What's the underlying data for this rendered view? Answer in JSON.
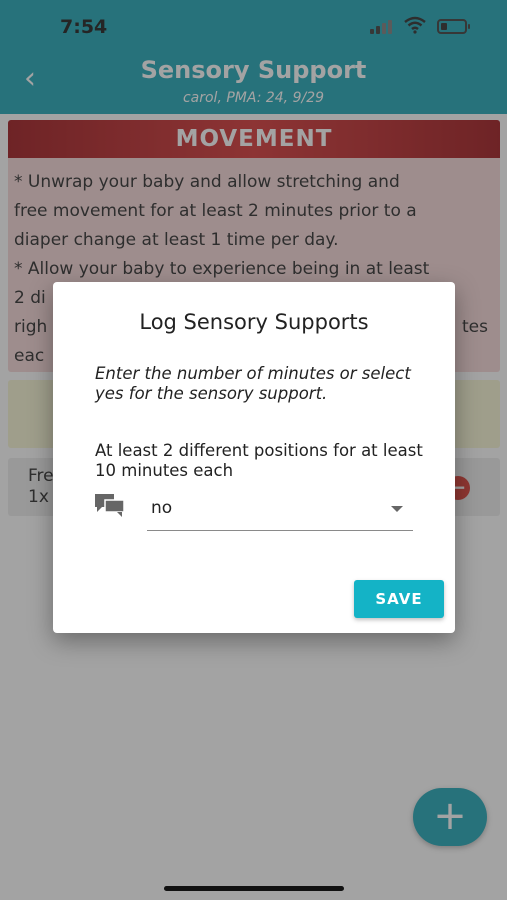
{
  "status_bar": {
    "time": "7:54",
    "battery_level": 0.25
  },
  "header": {
    "back_icon": "chevron-left-icon",
    "title": "Sensory Support",
    "subtitle": "carol, PMA: 24, 9/29",
    "color": "#16a3b3"
  },
  "movement_card": {
    "title": "MOVEMENT",
    "text_lines": [
      "* Unwrap your baby and allow stretching and",
      "free movement for at least 2 minutes prior to a",
      "diaper change at least 1 time per day.",
      "* Allow your baby to experience being in at least",
      "2 di",
      "righ",
      "eac"
    ],
    "text_line5_right": "tes",
    "header_color": "#c62828"
  },
  "item_card": {
    "line1": "Fre",
    "line2": "1x",
    "remove_icon": "minus-circle-icon"
  },
  "dialog": {
    "title": "Log Sensory Supports",
    "instructions": "Enter the number of minutes or select yes for the sensory support.",
    "support_label": "At least 2 different positions for at least 10 minutes each",
    "field_icon": "comment-icon",
    "selected_value": "no",
    "save_label": "SAVE",
    "accent": "#14b3c6"
  },
  "fab": {
    "icon": "plus-icon"
  }
}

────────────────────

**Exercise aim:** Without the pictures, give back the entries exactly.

**Written solution:**
What's the underlying data for this rendered view? Answer in JSON.
{
  "status_bar": {
    "time": "7:54",
    "battery_level": 0.25
  },
  "header": {
    "back_icon": "chevron-left-icon",
    "title": "Sensory Support",
    "subtitle": "carol, PMA: 24, 9/29",
    "color": "#16a3b3"
  },
  "movement_card": {
    "title": "MOVEMENT",
    "text_lines": [
      "* Unwrap your baby and allow stretching and",
      "free movement for at least 2 minutes prior to a",
      "diaper change at least 1 time per day.",
      "* Allow your baby to experience being in at least",
      "2 di",
      "righ",
      "eac"
    ],
    "text_line5_right": "tes",
    "header_color": "#c62828"
  },
  "item_card": {
    "line1": "Fre",
    "line2": "1x",
    "remove_icon": "minus-circle-icon"
  },
  "dialog": {
    "title": "Log Sensory Supports",
    "instructions": "Enter the number of minutes or select yes for the sensory support.",
    "support_label": "At least 2 different positions for at least 10 minutes each",
    "field_icon": "comment-icon",
    "selected_value": "no",
    "save_label": "SAVE",
    "accent": "#14b3c6"
  },
  "fab": {
    "icon": "plus-icon"
  }
}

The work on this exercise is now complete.